This last point is particularly relevant to the present case, as one of our immediate thoughts upon viewing our reader’s picture is that she found Catawba worms, which are also called “Catalpa worm.” Despite their common name, they are not actually worms, but caterpillars, the larval form of the Catalpa Sphinx moth, more precisely. Catawba worms feed on Catawba trees (which are also called “Catalpa trees”), and hundreds of them can infest a single tree. Generally, people with Catawba trees welcome the infestation because Catawba worms makes excellent fish bait, and the tree owners can be become quite distressed when the caterpillars leave the Catalpa trees. Not knowing this (or perhaps not caring about this), the appearance of hundreds of caterpillars can be concerning, and this seems to have been the reaction of our reader. Since Catawba worms are often a dark or black color (at least in their later developmental stages) with green or yellow undersides, their appearance matches what our reader found. However, this possibility entirely depends on if our reader has Catawba trees in her yard. If she doesn’t, she isn’t finding Catawba worms.

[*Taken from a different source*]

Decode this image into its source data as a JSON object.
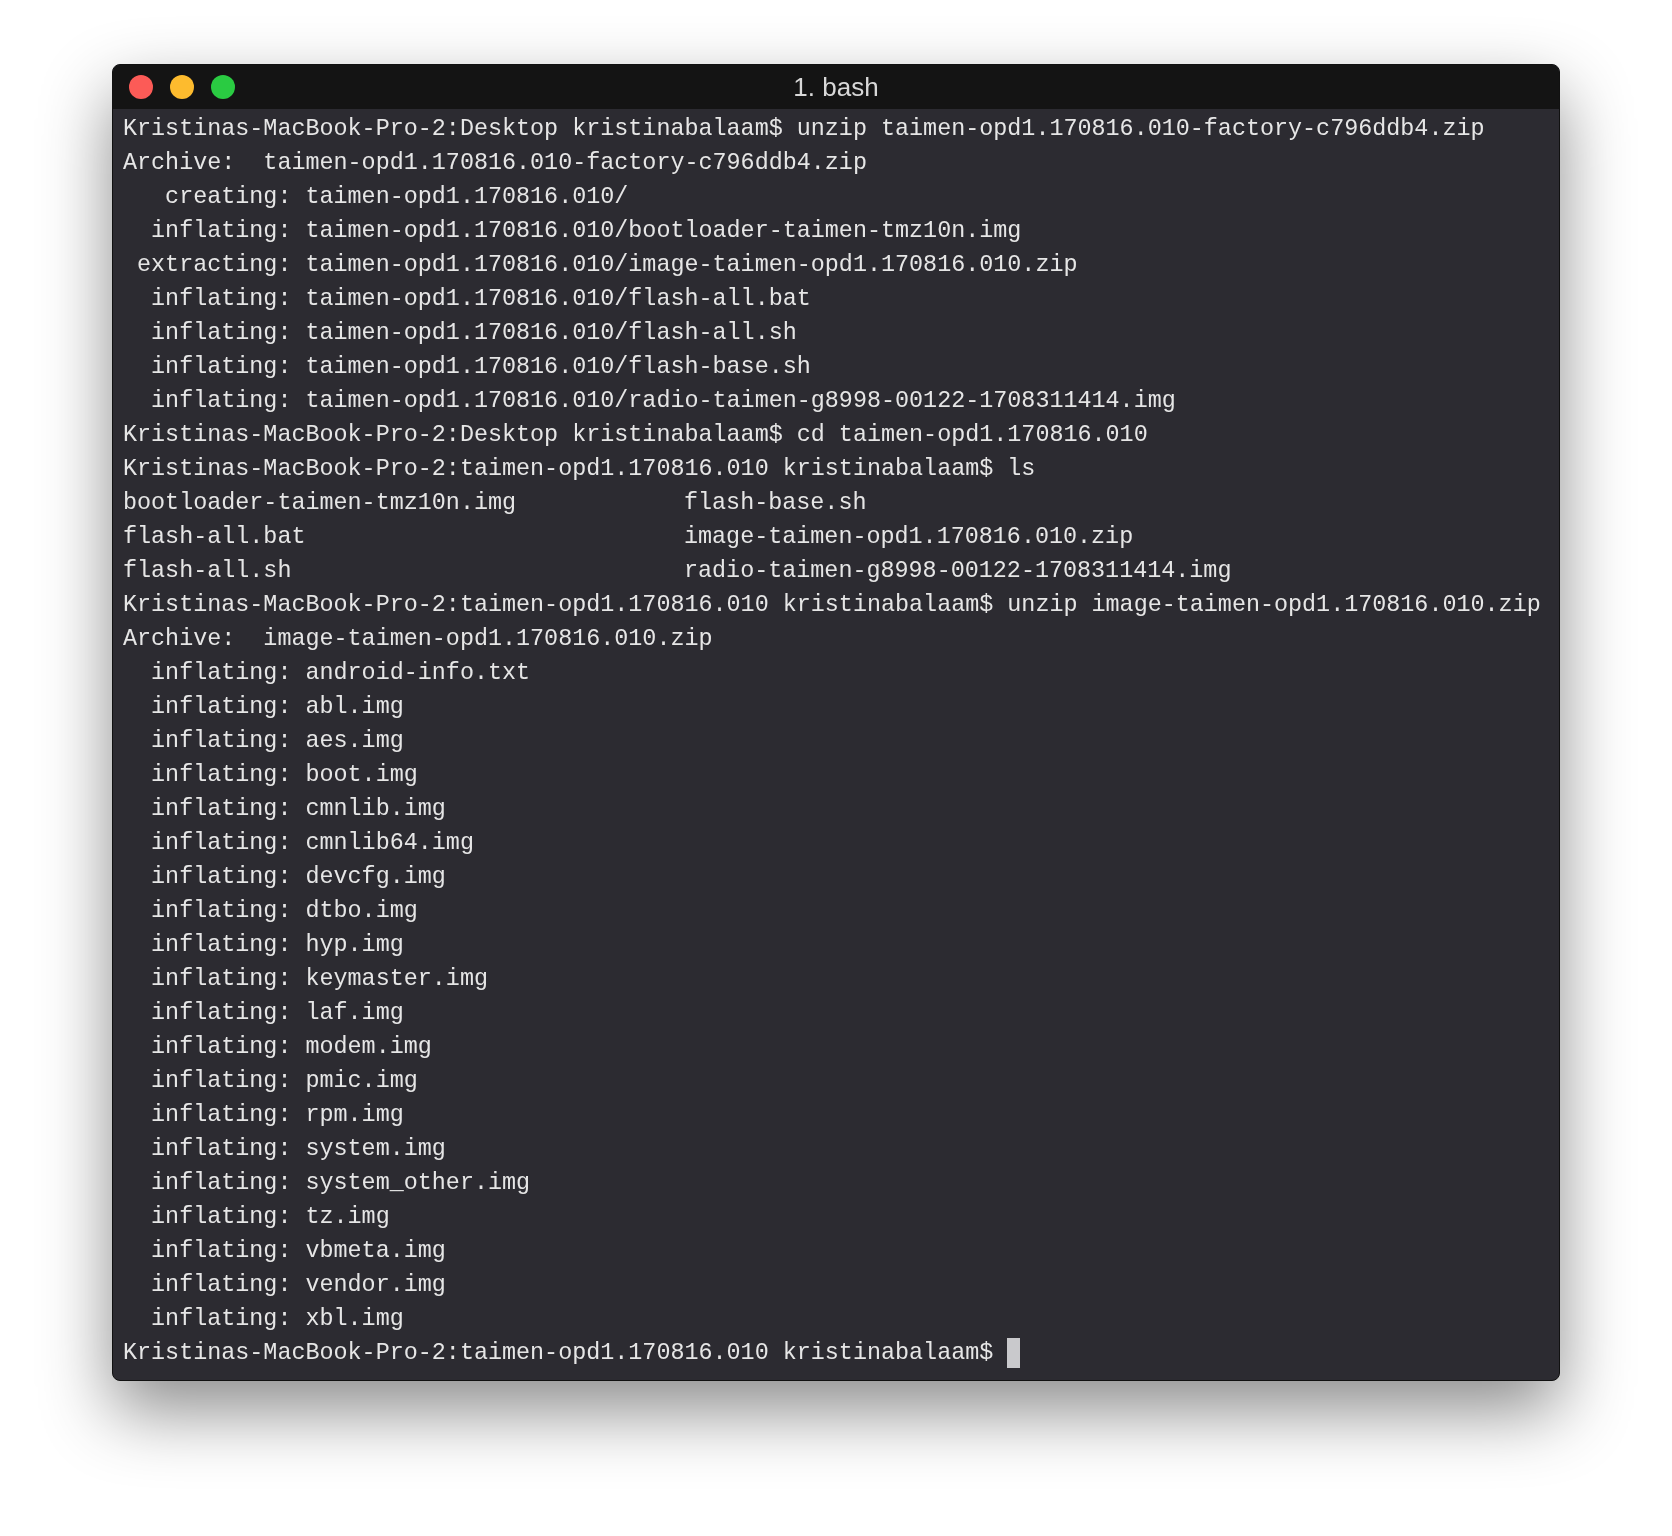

So, unfortunately, we don’t have enough information to definitively identify what type of caterpillar our reader found (assuming it is a caterpillar, which it probably is). She might have found Catawba worms, and this is the most plausible suggestion we can offer, but we are far from certain this is correct. We recommend that our reader look into the plants/trees in her yard to see if this yields any clues, and she might also look into common caterpillars in her region of the world, wherever that may be.